(The task) Sort through the data and copy the lines holding the word "Provide".

(Element data from apps and pages)
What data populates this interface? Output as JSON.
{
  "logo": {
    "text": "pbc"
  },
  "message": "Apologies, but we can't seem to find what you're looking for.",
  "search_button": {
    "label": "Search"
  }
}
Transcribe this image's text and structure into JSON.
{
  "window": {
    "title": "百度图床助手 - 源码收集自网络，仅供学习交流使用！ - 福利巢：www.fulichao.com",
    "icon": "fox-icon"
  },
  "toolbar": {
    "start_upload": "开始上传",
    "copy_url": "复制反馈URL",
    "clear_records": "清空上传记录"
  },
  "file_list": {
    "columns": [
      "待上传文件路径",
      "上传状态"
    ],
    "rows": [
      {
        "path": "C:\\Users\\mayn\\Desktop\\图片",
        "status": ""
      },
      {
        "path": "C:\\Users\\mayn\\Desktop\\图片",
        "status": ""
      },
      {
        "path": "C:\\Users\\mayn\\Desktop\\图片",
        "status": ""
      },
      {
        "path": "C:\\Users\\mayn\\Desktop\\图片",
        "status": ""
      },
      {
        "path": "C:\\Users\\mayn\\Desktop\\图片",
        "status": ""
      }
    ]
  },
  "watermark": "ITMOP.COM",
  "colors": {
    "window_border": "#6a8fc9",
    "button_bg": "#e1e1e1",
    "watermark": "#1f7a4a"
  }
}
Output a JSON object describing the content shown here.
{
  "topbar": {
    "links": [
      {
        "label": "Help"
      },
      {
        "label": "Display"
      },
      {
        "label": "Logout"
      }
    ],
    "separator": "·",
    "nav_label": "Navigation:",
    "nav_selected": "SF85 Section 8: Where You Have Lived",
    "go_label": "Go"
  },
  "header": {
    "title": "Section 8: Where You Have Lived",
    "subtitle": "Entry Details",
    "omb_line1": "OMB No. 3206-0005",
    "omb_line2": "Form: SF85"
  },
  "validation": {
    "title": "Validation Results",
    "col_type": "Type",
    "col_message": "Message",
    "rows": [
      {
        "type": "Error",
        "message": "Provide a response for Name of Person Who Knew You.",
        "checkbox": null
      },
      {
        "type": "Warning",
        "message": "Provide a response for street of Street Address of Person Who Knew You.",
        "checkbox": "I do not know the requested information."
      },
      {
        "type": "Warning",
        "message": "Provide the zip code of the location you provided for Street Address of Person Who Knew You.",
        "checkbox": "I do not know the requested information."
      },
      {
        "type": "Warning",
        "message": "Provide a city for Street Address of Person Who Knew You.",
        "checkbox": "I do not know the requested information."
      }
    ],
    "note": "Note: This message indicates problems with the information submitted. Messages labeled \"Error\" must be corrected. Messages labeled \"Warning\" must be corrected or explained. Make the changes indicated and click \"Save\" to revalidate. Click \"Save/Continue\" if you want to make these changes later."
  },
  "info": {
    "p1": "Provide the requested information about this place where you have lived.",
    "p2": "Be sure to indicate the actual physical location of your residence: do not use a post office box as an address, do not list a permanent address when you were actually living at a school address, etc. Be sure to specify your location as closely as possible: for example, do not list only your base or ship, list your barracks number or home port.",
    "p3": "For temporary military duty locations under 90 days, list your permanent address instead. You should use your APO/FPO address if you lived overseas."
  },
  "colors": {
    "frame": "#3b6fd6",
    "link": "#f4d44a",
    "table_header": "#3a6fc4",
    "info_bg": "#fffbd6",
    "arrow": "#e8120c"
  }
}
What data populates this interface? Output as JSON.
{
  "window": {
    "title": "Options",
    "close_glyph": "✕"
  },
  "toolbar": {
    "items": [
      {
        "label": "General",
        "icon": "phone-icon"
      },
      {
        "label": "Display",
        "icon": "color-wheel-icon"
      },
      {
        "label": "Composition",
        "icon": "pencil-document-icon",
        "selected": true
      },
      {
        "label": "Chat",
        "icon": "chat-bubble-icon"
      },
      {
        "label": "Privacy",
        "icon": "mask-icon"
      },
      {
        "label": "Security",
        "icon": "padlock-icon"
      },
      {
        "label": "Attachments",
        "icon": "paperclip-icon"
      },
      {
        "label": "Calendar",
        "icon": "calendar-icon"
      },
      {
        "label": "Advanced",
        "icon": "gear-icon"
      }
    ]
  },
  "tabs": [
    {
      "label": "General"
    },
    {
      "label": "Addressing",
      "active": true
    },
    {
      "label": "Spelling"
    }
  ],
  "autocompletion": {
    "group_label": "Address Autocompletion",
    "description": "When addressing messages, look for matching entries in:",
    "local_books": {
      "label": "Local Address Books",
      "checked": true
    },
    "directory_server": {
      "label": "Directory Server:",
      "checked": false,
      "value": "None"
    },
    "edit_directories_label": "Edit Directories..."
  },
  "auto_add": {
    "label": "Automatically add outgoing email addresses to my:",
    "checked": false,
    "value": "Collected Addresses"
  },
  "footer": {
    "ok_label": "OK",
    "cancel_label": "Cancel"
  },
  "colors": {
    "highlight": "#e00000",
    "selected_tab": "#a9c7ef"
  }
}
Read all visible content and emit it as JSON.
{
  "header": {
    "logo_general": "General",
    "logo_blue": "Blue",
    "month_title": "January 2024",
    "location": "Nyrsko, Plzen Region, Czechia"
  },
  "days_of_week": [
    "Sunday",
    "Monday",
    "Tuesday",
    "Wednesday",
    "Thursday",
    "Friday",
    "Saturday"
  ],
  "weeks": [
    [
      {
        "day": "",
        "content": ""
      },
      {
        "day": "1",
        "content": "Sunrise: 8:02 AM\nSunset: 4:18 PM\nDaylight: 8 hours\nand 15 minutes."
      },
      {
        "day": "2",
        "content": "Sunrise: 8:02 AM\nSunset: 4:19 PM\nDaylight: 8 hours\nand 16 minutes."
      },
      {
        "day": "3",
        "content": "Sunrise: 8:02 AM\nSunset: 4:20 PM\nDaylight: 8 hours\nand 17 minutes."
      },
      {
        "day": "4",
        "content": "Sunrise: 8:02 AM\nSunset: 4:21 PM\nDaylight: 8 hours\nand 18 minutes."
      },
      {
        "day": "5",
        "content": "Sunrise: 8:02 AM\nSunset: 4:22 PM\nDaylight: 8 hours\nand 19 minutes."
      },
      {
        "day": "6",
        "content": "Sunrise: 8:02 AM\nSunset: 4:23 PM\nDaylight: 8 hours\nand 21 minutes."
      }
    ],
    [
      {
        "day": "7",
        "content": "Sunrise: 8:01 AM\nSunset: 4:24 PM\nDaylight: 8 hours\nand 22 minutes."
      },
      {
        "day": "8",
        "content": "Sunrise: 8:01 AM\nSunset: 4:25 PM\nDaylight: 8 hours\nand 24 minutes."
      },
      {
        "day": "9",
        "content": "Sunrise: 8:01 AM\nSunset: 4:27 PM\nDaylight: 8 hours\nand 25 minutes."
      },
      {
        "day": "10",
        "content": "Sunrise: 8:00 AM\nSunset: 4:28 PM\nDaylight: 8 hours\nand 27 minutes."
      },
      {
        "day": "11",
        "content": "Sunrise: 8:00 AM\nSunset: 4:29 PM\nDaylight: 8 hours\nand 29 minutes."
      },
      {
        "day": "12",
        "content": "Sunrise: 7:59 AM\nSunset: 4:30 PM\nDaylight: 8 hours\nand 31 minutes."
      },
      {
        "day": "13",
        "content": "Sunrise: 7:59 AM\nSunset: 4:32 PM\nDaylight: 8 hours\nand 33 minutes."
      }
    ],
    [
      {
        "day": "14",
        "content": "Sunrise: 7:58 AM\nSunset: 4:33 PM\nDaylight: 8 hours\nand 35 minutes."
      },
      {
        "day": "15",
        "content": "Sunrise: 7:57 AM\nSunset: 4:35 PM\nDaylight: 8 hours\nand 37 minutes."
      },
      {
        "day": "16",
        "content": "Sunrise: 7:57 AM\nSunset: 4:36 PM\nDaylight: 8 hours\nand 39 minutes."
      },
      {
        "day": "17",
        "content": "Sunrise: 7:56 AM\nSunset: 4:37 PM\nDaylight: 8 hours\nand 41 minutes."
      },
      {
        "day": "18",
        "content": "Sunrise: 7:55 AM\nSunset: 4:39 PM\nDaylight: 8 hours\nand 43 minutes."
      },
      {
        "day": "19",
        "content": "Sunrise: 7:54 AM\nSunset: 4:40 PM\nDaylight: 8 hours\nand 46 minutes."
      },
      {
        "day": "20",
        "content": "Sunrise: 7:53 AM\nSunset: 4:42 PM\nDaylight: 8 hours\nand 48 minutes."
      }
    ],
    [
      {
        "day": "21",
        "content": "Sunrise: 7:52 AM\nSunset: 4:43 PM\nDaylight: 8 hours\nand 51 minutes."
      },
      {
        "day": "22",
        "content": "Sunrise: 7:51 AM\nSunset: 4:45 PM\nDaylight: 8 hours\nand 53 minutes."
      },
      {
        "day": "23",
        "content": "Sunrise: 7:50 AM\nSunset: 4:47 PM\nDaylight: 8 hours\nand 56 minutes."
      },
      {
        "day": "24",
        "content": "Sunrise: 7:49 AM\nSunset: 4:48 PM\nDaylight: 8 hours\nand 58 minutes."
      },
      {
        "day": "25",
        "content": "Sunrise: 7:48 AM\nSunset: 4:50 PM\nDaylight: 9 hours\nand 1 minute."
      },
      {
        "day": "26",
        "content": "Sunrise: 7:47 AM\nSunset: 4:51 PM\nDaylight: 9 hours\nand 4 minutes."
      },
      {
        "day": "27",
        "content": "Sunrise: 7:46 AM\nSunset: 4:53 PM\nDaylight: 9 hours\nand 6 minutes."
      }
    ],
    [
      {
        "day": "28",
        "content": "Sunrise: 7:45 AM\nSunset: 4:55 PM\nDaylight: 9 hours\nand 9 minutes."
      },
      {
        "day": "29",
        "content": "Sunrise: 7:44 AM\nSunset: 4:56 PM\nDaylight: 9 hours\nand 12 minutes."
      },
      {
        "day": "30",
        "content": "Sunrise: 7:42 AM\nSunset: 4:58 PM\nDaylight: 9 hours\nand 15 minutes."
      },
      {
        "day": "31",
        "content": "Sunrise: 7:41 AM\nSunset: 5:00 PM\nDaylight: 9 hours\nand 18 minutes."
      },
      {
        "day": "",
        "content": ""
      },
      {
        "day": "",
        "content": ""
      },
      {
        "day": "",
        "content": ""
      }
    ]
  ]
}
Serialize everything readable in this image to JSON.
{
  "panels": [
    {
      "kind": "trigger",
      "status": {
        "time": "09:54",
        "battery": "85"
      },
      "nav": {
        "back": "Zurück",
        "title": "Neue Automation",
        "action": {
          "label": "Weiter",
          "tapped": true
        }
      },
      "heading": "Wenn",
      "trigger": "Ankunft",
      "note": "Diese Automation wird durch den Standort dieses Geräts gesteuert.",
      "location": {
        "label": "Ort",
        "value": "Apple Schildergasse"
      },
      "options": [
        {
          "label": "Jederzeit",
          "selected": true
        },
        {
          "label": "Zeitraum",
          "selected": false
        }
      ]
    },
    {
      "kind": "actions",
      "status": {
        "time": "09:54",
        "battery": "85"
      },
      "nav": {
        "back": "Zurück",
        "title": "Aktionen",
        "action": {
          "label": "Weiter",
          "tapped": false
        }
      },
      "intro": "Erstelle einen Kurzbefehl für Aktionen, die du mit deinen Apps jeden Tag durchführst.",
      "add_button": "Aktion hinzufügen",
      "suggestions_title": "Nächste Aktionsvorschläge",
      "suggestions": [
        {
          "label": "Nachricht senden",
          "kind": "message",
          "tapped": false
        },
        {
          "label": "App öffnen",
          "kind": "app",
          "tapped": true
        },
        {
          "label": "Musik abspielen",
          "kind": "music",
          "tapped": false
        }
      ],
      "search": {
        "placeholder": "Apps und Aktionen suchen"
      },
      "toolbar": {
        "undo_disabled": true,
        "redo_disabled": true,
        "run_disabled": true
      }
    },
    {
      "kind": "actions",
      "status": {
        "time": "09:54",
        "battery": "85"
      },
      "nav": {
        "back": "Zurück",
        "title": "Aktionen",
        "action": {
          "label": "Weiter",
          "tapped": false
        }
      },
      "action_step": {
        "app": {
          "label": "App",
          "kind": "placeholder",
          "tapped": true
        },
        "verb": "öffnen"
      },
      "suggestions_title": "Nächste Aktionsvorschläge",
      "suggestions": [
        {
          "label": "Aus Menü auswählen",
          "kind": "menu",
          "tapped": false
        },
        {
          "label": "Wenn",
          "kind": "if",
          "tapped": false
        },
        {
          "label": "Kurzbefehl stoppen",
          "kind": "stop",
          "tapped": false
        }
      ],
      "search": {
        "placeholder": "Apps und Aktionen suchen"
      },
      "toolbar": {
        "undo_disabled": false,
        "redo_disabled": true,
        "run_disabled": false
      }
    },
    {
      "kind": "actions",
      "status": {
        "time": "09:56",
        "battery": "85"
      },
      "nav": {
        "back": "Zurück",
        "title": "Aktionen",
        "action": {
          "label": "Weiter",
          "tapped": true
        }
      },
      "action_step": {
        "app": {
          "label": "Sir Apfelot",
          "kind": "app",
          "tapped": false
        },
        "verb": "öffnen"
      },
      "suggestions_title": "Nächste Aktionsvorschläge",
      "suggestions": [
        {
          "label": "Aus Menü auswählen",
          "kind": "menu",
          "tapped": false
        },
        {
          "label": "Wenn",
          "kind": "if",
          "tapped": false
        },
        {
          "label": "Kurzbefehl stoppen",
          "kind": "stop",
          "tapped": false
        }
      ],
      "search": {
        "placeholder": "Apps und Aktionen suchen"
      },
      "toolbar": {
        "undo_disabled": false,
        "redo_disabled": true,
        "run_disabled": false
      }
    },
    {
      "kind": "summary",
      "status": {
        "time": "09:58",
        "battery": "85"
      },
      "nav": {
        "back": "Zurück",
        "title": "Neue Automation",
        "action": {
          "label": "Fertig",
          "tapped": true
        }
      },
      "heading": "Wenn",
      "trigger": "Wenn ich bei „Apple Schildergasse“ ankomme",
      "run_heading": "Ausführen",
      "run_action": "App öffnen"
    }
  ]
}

(Written reply)
        "message": "Provide a response for Name of Person Who Knew You.",
        "message": "Provide a response for street of Street Address of Person Who Knew You.",
        "message": "Provide the zip code of the location you provided for Street Address of Person Who Knew You.",
        "message": "Provide a city for Street Address of Person Who Knew You.",
    "p1": "Provide the requested information about this place where you have lived.",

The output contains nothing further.